Friday, July 10, 2009

The upside to the economic downturn...

Yesterday I picked up a copy of the August issue of Real Simple and I really loved the article "anything for a buck" by Julie Rottenberg. It details how before the economic crisis, the author used to deal with scrutiny for her penny-pinching ways but now that the economy is in a constant downturn, her frugality is much more accepted. I like how she finds the silver lining to our economic woes through its effects on our society. I too have always thought that, while it's not a good thing that people are losing their jobs left and right, it has spurred some positive social changes. Being spendy is no longer the popular thing to do, extravagence is seen as wasteful, and conservation is back in a big way. I've never been much for extravagence anyway, and I think that this current economic climate has forced us as a society to question our values. Are things really that important? Do we really need the latest this-or-that, especially if it won't be popular in two months anyway? Studies have already showed that recessions are better for people's health by reducing work hours and increasing healthy habits like cooking at home, and maybe they're better for our wallets and bank accounts in the long run as well. While I naturally would love for the economy to pick up a little (so, ahem, the government will stop trying to cut my college grants) I also hope that we can come out of this a little financially smarter.

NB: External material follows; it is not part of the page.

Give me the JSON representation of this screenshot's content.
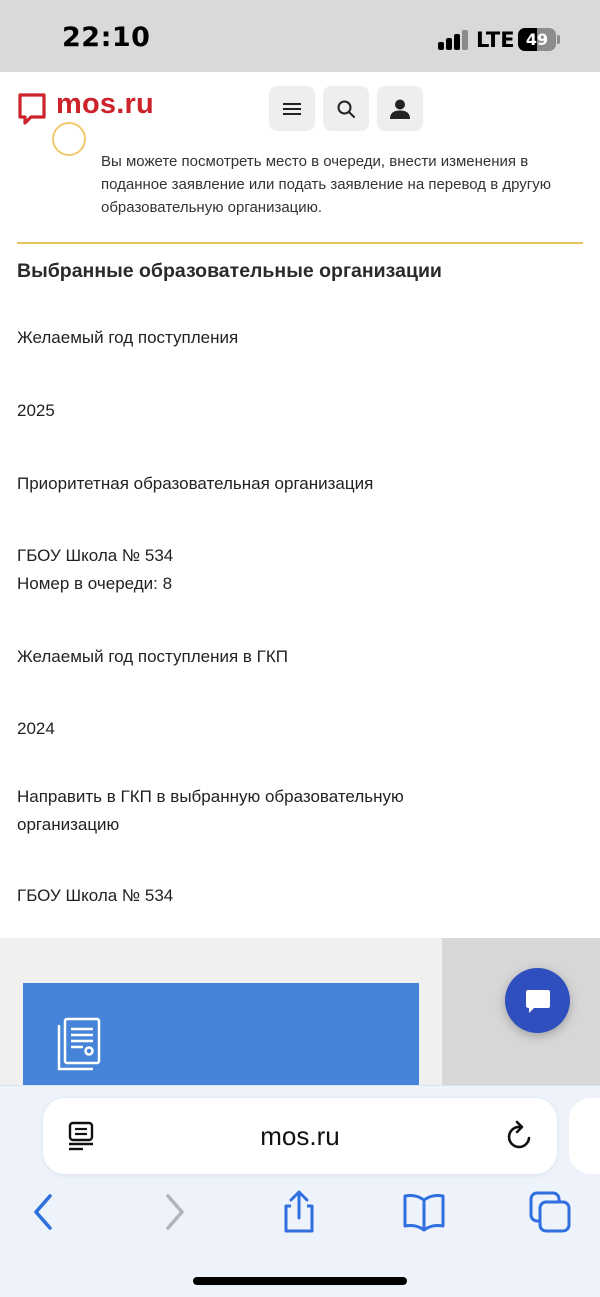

I know I have some very intelligent and thoughtful readers out there, so I'd love to know what you all think of this. What positive effects have you seen from the economic downturn?

PS: Have a great weekend everyone! And if I haven't commented on your blog lately, be patient. I'm still catching up on all the reading I missed last week :)

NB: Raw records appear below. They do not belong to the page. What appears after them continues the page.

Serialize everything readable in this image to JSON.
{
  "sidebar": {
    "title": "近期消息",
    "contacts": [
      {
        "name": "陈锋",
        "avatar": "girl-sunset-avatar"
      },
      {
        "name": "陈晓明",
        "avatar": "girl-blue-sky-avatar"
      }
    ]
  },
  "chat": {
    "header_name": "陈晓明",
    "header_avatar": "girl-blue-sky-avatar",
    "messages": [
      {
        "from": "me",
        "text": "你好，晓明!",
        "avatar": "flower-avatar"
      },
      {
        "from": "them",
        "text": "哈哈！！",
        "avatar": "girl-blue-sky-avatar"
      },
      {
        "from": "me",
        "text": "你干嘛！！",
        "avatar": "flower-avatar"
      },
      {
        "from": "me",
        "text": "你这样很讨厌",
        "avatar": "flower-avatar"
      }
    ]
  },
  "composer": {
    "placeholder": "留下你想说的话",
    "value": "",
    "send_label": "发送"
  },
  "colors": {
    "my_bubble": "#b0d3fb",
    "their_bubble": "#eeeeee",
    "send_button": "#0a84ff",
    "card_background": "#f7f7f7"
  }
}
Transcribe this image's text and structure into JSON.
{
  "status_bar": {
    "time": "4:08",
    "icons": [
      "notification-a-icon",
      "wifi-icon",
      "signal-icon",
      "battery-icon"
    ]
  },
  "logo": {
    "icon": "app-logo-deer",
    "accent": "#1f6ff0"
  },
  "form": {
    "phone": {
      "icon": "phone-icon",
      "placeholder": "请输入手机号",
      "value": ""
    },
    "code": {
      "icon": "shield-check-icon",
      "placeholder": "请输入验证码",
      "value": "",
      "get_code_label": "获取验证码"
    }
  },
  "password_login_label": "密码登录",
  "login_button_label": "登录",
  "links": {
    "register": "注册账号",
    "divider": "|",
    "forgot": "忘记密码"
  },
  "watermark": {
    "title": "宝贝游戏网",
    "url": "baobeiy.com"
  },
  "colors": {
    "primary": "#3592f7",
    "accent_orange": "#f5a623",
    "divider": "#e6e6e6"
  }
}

Image by Howard Sokol via


  1. I agree wholeheartedly with a lot of the points you made; however, one of the most negative things about the downturn is not necessarily less work but NO work. My boyfriend can't find a job in his field in the city we moved to for me to finish my degree, so he went back to school, which is fine, but now that his school is wrapping up he NEEDS to find a job or else will be forced to move somewhere else where there is jobs.

    I agree that we shouldn't focus so much on materialistic things, we should ABSOLUTELY cook more at home etc. BUT at the same time, not having money or job is VERY stressful, which can be bad for people's house. Also, what about all the restaurants? If every one ALWAYS cooked at home, the restaurant owners (and their families) would be out of luck.

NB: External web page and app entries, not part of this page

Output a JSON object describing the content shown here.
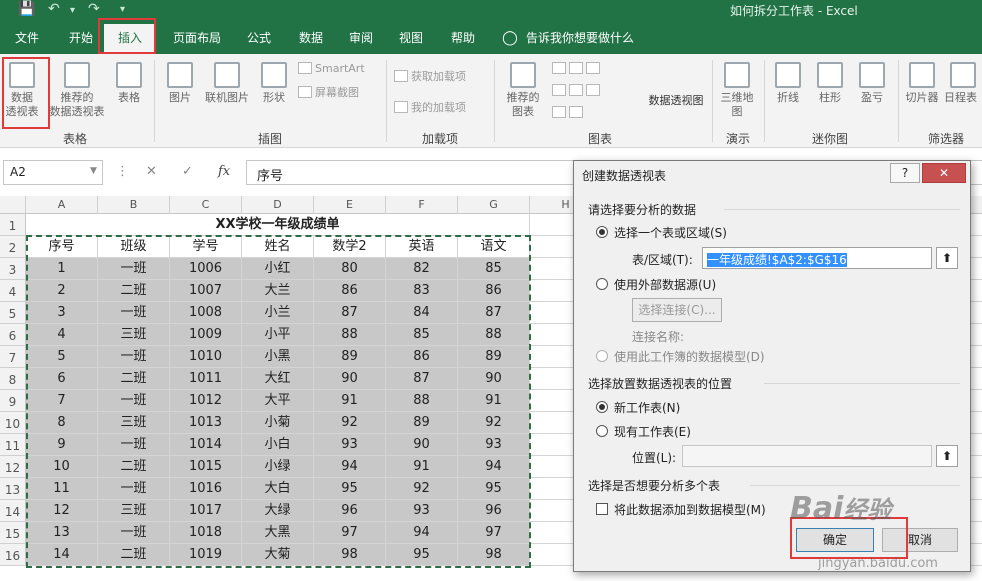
{
  "window": {
    "title": "如何拆分工作表 - Excel"
  },
  "qat": {
    "save_icon": "save-icon",
    "undo_icon": "undo-icon",
    "redo_icon": "redo-icon",
    "customize_icon": "chevron-down-icon"
  },
  "tabs": [
    "文件",
    "开始",
    "插入",
    "页面布局",
    "公式",
    "数据",
    "审阅",
    "视图",
    "帮助"
  ],
  "active_tab": "插入",
  "tell_me": "告诉我你想要做什么",
  "ribbon": {
    "pivot": "数据\n透视表",
    "recommended_pivot": "推荐的\n数据透视表",
    "table": "表格",
    "pictures": "图片",
    "online_pictures": "联机图片",
    "shapes": "形状",
    "smartart": "SmartArt",
    "screenshot": "屏幕截图",
    "get_addins": "获取加载项",
    "my_addins": "我的加载项",
    "recommended_charts": "推荐的\n图表",
    "pivot_chart": "数据透视图",
    "map3d": "三维地\n图",
    "line": "折线",
    "column": "柱形",
    "winloss": "盈亏",
    "slicer": "切片器",
    "timeline": "日程表",
    "groups": {
      "tables": "表格",
      "illustrations": "插图",
      "addins": "加载项",
      "charts": "图表",
      "tours": "演示",
      "sparklines": "迷你图",
      "filters": "筛选器"
    }
  },
  "formula_bar": {
    "name_box": "A2",
    "formula": "序号"
  },
  "sheet": {
    "columns": [
      "A",
      "B",
      "C",
      "D",
      "E",
      "F",
      "G",
      "H"
    ],
    "row_numbers": [
      "1",
      "2",
      "3",
      "4",
      "5",
      "6",
      "7",
      "8",
      "9",
      "10",
      "11",
      "12",
      "13",
      "14",
      "15",
      "16"
    ],
    "title": "XX学校一年级成绩单",
    "headers": [
      "序号",
      "班级",
      "学号",
      "姓名",
      "数学2",
      "英语",
      "语文"
    ],
    "rows": [
      [
        "1",
        "一班",
        "1006",
        "小红",
        "80",
        "82",
        "85"
      ],
      [
        "2",
        "二班",
        "1007",
        "大兰",
        "86",
        "83",
        "86"
      ],
      [
        "3",
        "一班",
        "1008",
        "小兰",
        "87",
        "84",
        "87"
      ],
      [
        "4",
        "三班",
        "1009",
        "小平",
        "88",
        "85",
        "88"
      ],
      [
        "5",
        "一班",
        "1010",
        "小黑",
        "89",
        "86",
        "89"
      ],
      [
        "6",
        "二班",
        "1011",
        "大红",
        "90",
        "87",
        "90"
      ],
      [
        "7",
        "一班",
        "1012",
        "大平",
        "91",
        "88",
        "91"
      ],
      [
        "8",
        "三班",
        "1013",
        "小菊",
        "92",
        "89",
        "92"
      ],
      [
        "9",
        "一班",
        "1014",
        "小白",
        "93",
        "90",
        "93"
      ],
      [
        "10",
        "二班",
        "1015",
        "小绿",
        "94",
        "91",
        "94"
      ],
      [
        "11",
        "一班",
        "1016",
        "大白",
        "95",
        "92",
        "95"
      ],
      [
        "12",
        "三班",
        "1017",
        "大绿",
        "96",
        "93",
        "96"
      ],
      [
        "13",
        "一班",
        "1018",
        "大黑",
        "97",
        "94",
        "97"
      ],
      [
        "14",
        "二班",
        "1019",
        "大菊",
        "98",
        "95",
        "98"
      ]
    ]
  },
  "dialog": {
    "title": "创建数据透视表",
    "help": "?",
    "close": "✕",
    "section_data": "请选择要分析的数据",
    "opt_range": "选择一个表或区域(S)",
    "range_label": "表/区域(T):",
    "range_value": "一年级成绩!$A$2:$G$16",
    "opt_external": "使用外部数据源(U)",
    "choose_conn": "选择连接(C)...",
    "conn_name": "连接名称:",
    "opt_model": "使用此工作簿的数据模型(D)",
    "section_place": "选择放置数据透视表的位置",
    "opt_new": "新工作表(N)",
    "opt_existing": "现有工作表(E)",
    "location_label": "位置(L):",
    "location_value": "",
    "section_multi": "选择是否想要分析多个表",
    "add_model": "将此数据添加到数据模型(M)",
    "ok": "确定",
    "cancel": "取消"
  },
  "watermark": {
    "brand": "Bai",
    "brand2": "经验",
    "url": "jingyan.baidu.com"
  }
}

    I think with EVERYTHING in life, North America needs to work on finding more of a balance. It's not ALL or NOTHING. It's middle-ground. Go out to dinner once or twice a week IF you can afford it, but don't overspend. Buy a house with one less bedroom rather than digging yourself into deeper debt by getting a larger one. Those sorts of things. I truly hope when we come out of this crisis, it will be smarter and we will start to make more balanced choices, but I don't know if that will be the case..

  2. Amber- I totally agree with what you said. There's nothing good about not being able to find a job. A lot of my friends are in that situation, and it sucks. Even as a student, I've lost thousands of dollars in college funding because of budget cuts. I'm not saying that people aren't struggling. I'm also not saying that people should be cheapskates and never eat out or never buy anything fun. What I'm saying is that I hope our economic downturn will put things in perspective, so that we realize how unbalanced we were before. I know people who used to put things on credit cards like it was free money, and they're one of the reasons we have these problems today. I don't know if the recession will really bring things into focus for people, but I guess we can always hope, right? At least in my experience, people are more likely to accept that saving money does not make one a cheapskate, and that's progress to me.

    Thanks for your comment :)


  3. I also thinkn that this reccession may be good for our brains.Even though this econamy may not be the best thing for our wallets, I think it's pretty helpful for our minds.

    I too have always been a small spender and now some of my more big spending friends ask for my help on not spending 100 bucks evertime they go shopping. Before they thought it was stupid! Oh how the times change!

  4. I think the recession has made me re-think my spending habits for sure. I have re-asses my material belongings and whether or not I really need more. However, I am a student that is having difficultly finding a job, so with that fiscal knowledge has come great stress. So far I have applied for fifteen jobs to no avail. I am hoping that I can get a job once school starts up again because if not I will be relying on student loans to buy my groceries which is something I never wanted to do.

  5. We definitely eat out less, and I buy less in clothing and such. We came to the realization that in 2 years, we bought a new car, a used car, our first house, lots of clothes, we rescued a dog, and we have spent God knows how much on eating out and Starbucks, but are we any happier for it? We have cut back tremendously and continue to, and I am putting more towards savings and debt. After all, we may not have lost our jobs so far, but nothing is guaranteed. Plus, it makes me feel sick to know we may be doing ok, while others are homeless or starving....